Omit the pictures. Print each entry below exactly.

Dataset excerpts »
——

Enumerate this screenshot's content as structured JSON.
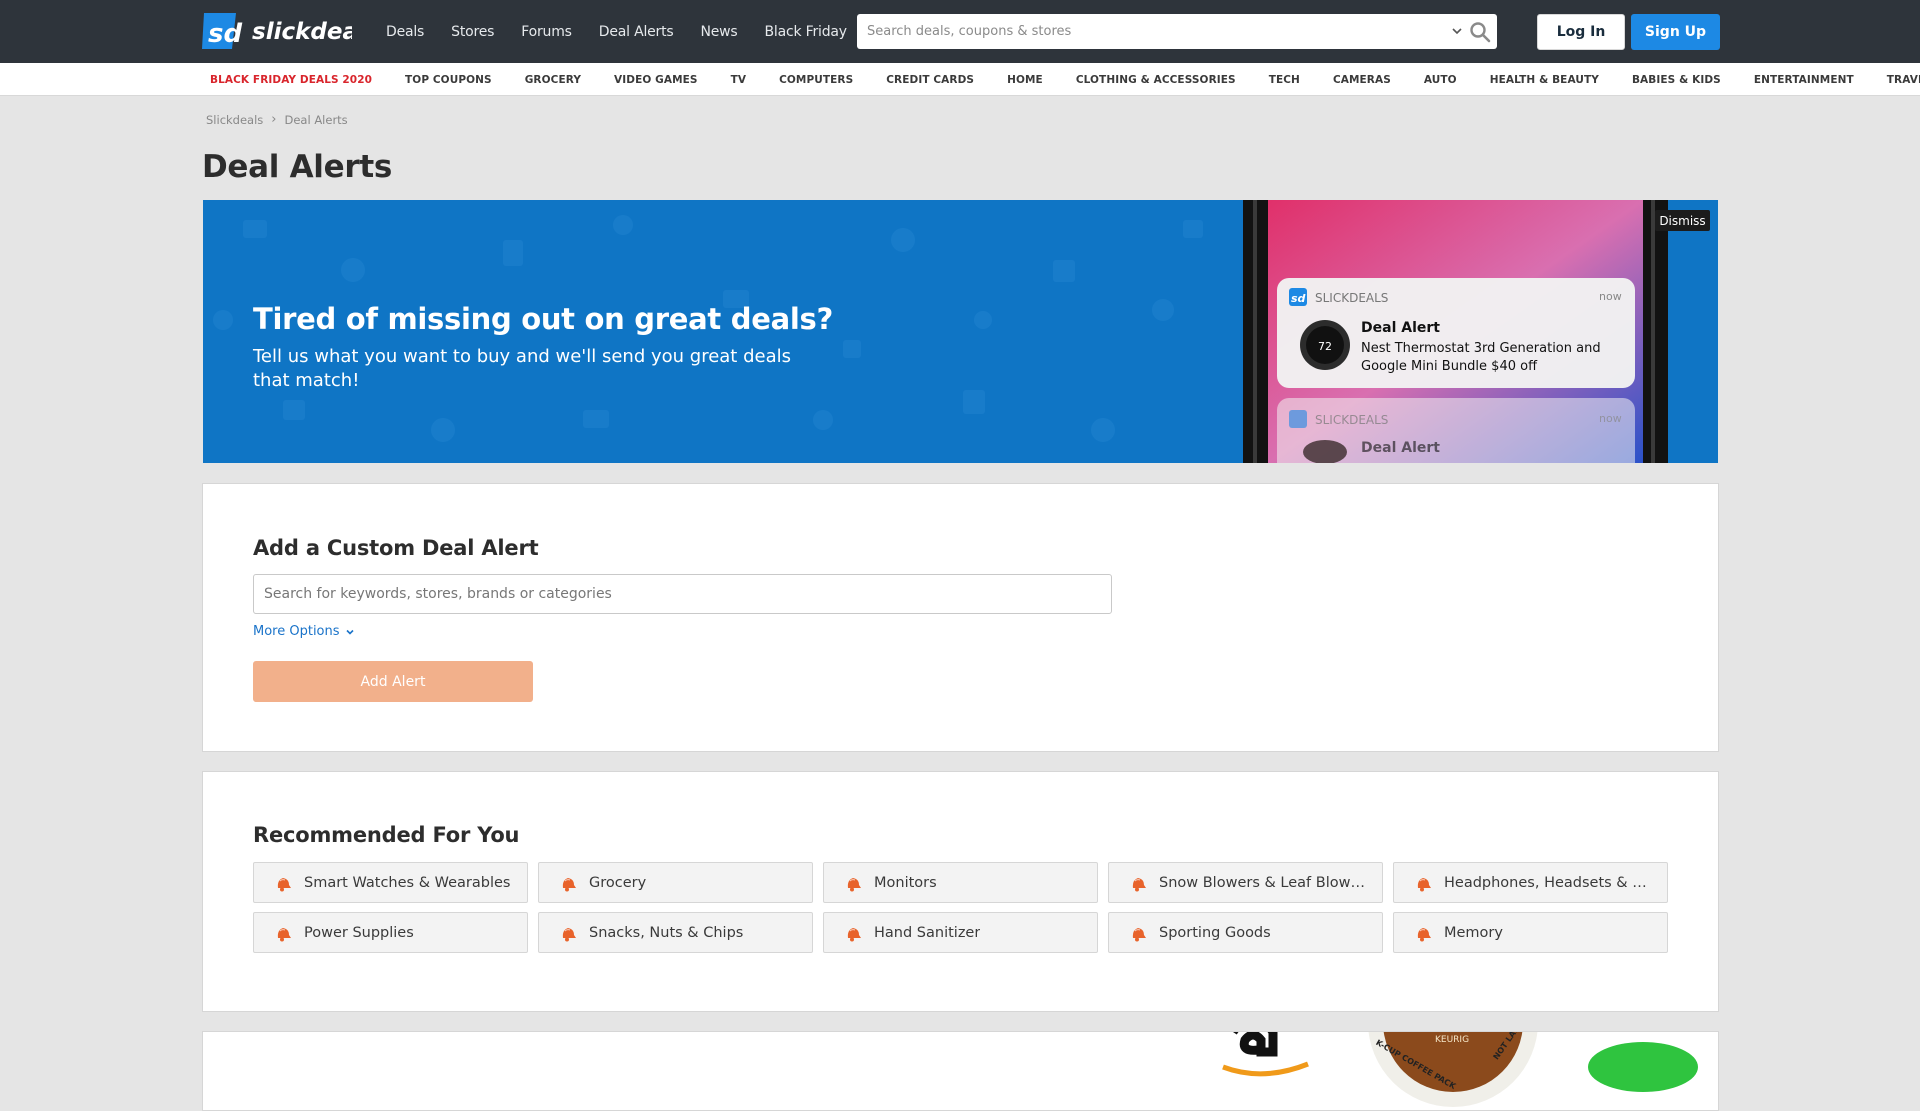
{
  "header": {
    "logo_text": "slickdeals",
    "nav": [
      "Deals",
      "Stores",
      "Forums",
      "Deal Alerts",
      "News",
      "Black Friday"
    ],
    "search_placeholder": "Search deals, coupons & stores",
    "login_label": "Log In",
    "signup_label": "Sign Up",
    "colors": {
      "bar": "#2e343b",
      "signup": "#1d89e4"
    }
  },
  "categories": [
    "BLACK FRIDAY DEALS 2020",
    "TOP COUPONS",
    "GROCERY",
    "VIDEO GAMES",
    "TV",
    "COMPUTERS",
    "CREDIT CARDS",
    "HOME",
    "CLOTHING & ACCESSORIES",
    "TECH",
    "CAMERAS",
    "AUTO",
    "HEALTH & BEAUTY",
    "BABIES & KIDS",
    "ENTERTAINMENT",
    "TRAVEL"
  ],
  "breadcrumb": [
    "Slickdeals",
    "Deal Alerts"
  ],
  "page_title": "Deal Alerts",
  "hero": {
    "title": "Tired of missing out on great deals?",
    "subtitle": "Tell us what you want to buy and we'll send you great deals that match!",
    "dismiss_label": "Dismiss",
    "notification": {
      "app": "SLICKDEALS",
      "time": "now",
      "title": "Deal Alert",
      "body_line1": "Nest Thermostat 3rd Generation and",
      "body_line2": "Google Mini Bundle $40 off",
      "thermostat_value": "72",
      "second_app": "SLICKDEALS",
      "second_time": "now",
      "second_title": "Deal Alert"
    },
    "color": "#0f75c5"
  },
  "custom_alert": {
    "heading": "Add a Custom Deal Alert",
    "input_placeholder": "Search for keywords, stores, brands or categories",
    "more_options": "More Options",
    "button_label": "Add Alert",
    "button_color": "#f2b08b"
  },
  "recommended": {
    "heading": "Recommended For You",
    "items": [
      "Smart Watches & Wearables",
      "Grocery",
      "Monitors",
      "Snow Blowers & Leaf Blowers",
      "Headphones, Headsets & Ea...",
      "Power Supplies",
      "Snacks, Nuts & Chips",
      "Hand Sanitizer",
      "Sporting Goods",
      "Memory"
    ],
    "icon": "bell-icon",
    "icon_color": "#e8632b"
  },
  "promo": {
    "label_1": "KEURIG",
    "label_2": "K-CUP COFFEE PACK",
    "label_3": "NOT LABELED"
  }
}
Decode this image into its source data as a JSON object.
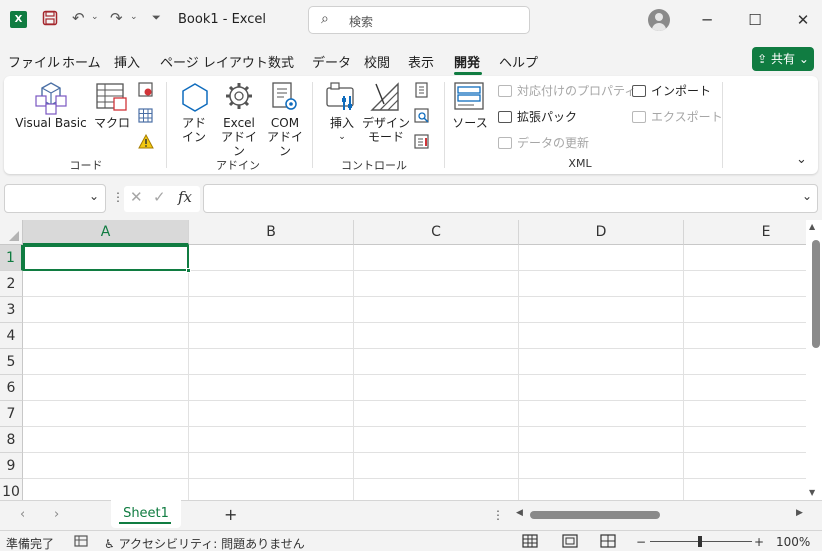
{
  "titlebar": {
    "app_logo": "X",
    "title": "Book1  -  Excel",
    "search_placeholder": "検索",
    "search_icon": "⌕"
  },
  "tabs": [
    "ファイル",
    "ホーム",
    "挿入",
    "ページ レイアウト",
    "数式",
    "データ",
    "校閲",
    "表示",
    "開発",
    "ヘルプ"
  ],
  "active_tab": "開発",
  "share_label": "共有",
  "ribbon": {
    "code": {
      "group_label": "コード",
      "visual_basic": "Visual Basic",
      "macro": "マクロ"
    },
    "addins": {
      "group_label": "アドイン",
      "addin_line1": "アド",
      "addin_line2": "イン",
      "excel_line1": "Excel",
      "excel_line2": "アドイン",
      "com_line1": "COM",
      "com_line2": "アドイン"
    },
    "controls": {
      "group_label": "コントロール",
      "insert": "挿入",
      "design_line1": "デザイン",
      "design_line2": "モード"
    },
    "xml": {
      "group_label": "XML",
      "source": "ソース",
      "map_properties": "対応付けのプロパティ",
      "expansion_packs": "拡張パック",
      "refresh_data": "データの更新",
      "import": "インポート",
      "export": "エクスポート"
    }
  },
  "formula_bar": {
    "namebox_value": "",
    "formula_value": "",
    "fx": "fx"
  },
  "grid": {
    "columns": [
      "A",
      "B",
      "C",
      "D",
      "E"
    ],
    "rows": [
      "1",
      "2",
      "3",
      "4",
      "5",
      "6",
      "7",
      "8",
      "9",
      "10"
    ],
    "active_cell": "A1"
  },
  "sheets": [
    "Sheet1"
  ],
  "statusbar": {
    "ready": "準備完了",
    "accessibility": "アクセシビリティ: 問題ありません",
    "zoom": "100%"
  }
}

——

Result for this task »
Enumerate this screenshot's content as structured JSON.
{
  "header": {
    "logo_text": "slickdeals",
    "nav": [
      "Deals",
      "Stores",
      "Forums",
      "Deal Alerts",
      "News",
      "Black Friday"
    ],
    "search_placeholder": "Search deals, coupons & stores",
    "login_label": "Log In",
    "signup_label": "Sign Up",
    "colors": {
      "bar": "#2e343b",
      "signup": "#1d89e4"
    }
  },
  "categories": [
    "BLACK FRIDAY DEALS 2020",
    "TOP COUPONS",
    "GROCERY",
    "VIDEO GAMES",
    "TV",
    "COMPUTERS",
    "CREDIT CARDS",
    "HOME",
    "CLOTHING & ACCESSORIES",
    "TECH",
    "CAMERAS",
    "AUTO",
    "HEALTH & BEAUTY",
    "BABIES & KIDS",
    "ENTERTAINMENT",
    "TRAVEL"
  ],
  "breadcrumb": [
    "Slickdeals",
    "Deal Alerts"
  ],
  "page_title": "Deal Alerts",
  "hero": {
    "title": "Tired of missing out on great deals?",
    "subtitle": "Tell us what you want to buy and we'll send you great deals that match!",
    "dismiss_label": "Dismiss",
    "notification": {
      "app": "SLICKDEALS",
      "time": "now",
      "title": "Deal Alert",
      "body_line1": "Nest Thermostat 3rd Generation and",
      "body_line2": "Google Mini Bundle $40 off",
      "thermostat_value": "72",
      "second_app": "SLICKDEALS",
      "second_time": "now",
      "second_title": "Deal Alert"
    },
    "color": "#0f75c5"
  },
  "custom_alert": {
    "heading": "Add a Custom Deal Alert",
    "input_placeholder": "Search for keywords, stores, brands or categories",
    "more_options": "More Options",
    "button_label": "Add Alert",
    "button_color": "#f2b08b"
  },
  "recommended": {
    "heading": "Recommended For You",
    "items": [
      "Smart Watches & Wearables",
      "Grocery",
      "Monitors",
      "Snow Blowers & Leaf Blowers",
      "Headphones, Headsets & Ea...",
      "Power Supplies",
      "Snacks, Nuts & Chips",
      "Hand Sanitizer",
      "Sporting Goods",
      "Memory"
    ],
    "icon": "bell-icon",
    "icon_color": "#e8632b"
  },
  "promo": {
    "label_1": "KEURIG",
    "label_2": "K-CUP COFFEE PACK",
    "label_3": "NOT LABELED"
  }
}
Decode this image into its source data as a JSON object.
{
  "titlebar": {
    "app_logo": "X",
    "title": "Book1  -  Excel",
    "search_placeholder": "検索",
    "search_icon": "⌕"
  },
  "tabs": [
    "ファイル",
    "ホーム",
    "挿入",
    "ページ レイアウト",
    "数式",
    "データ",
    "校閲",
    "表示",
    "開発",
    "ヘルプ"
  ],
  "active_tab": "開発",
  "share_label": "共有",
  "ribbon": {
    "code": {
      "group_label": "コード",
      "visual_basic": "Visual Basic",
      "macro": "マクロ"
    },
    "addins": {
      "group_label": "アドイン",
      "addin_line1": "アド",
      "addin_line2": "イン",
      "excel_line1": "Excel",
      "excel_line2": "アドイン",
      "com_line1": "COM",
      "com_line2": "アドイン"
    },
    "controls": {
      "group_label": "コントロール",
      "insert": "挿入",
      "design_line1": "デザイン",
      "design_line2": "モード"
    },
    "xml": {
      "group_label": "XML",
      "source": "ソース",
      "map_properties": "対応付けのプロパティ",
      "expansion_packs": "拡張パック",
      "refresh_data": "データの更新",
      "import": "インポート",
      "export": "エクスポート"
    }
  },
  "formula_bar": {
    "namebox_value": "",
    "formula_value": "",
    "fx": "fx"
  },
  "grid": {
    "columns": [
      "A",
      "B",
      "C",
      "D",
      "E"
    ],
    "rows": [
      "1",
      "2",
      "3",
      "4",
      "5",
      "6",
      "7",
      "8",
      "9",
      "10"
    ],
    "active_cell": "A1"
  },
  "sheets": [
    "Sheet1"
  ],
  "statusbar": {
    "ready": "準備完了",
    "accessibility": "アクセシビリティ: 問題ありません",
    "zoom": "100%"
  }
}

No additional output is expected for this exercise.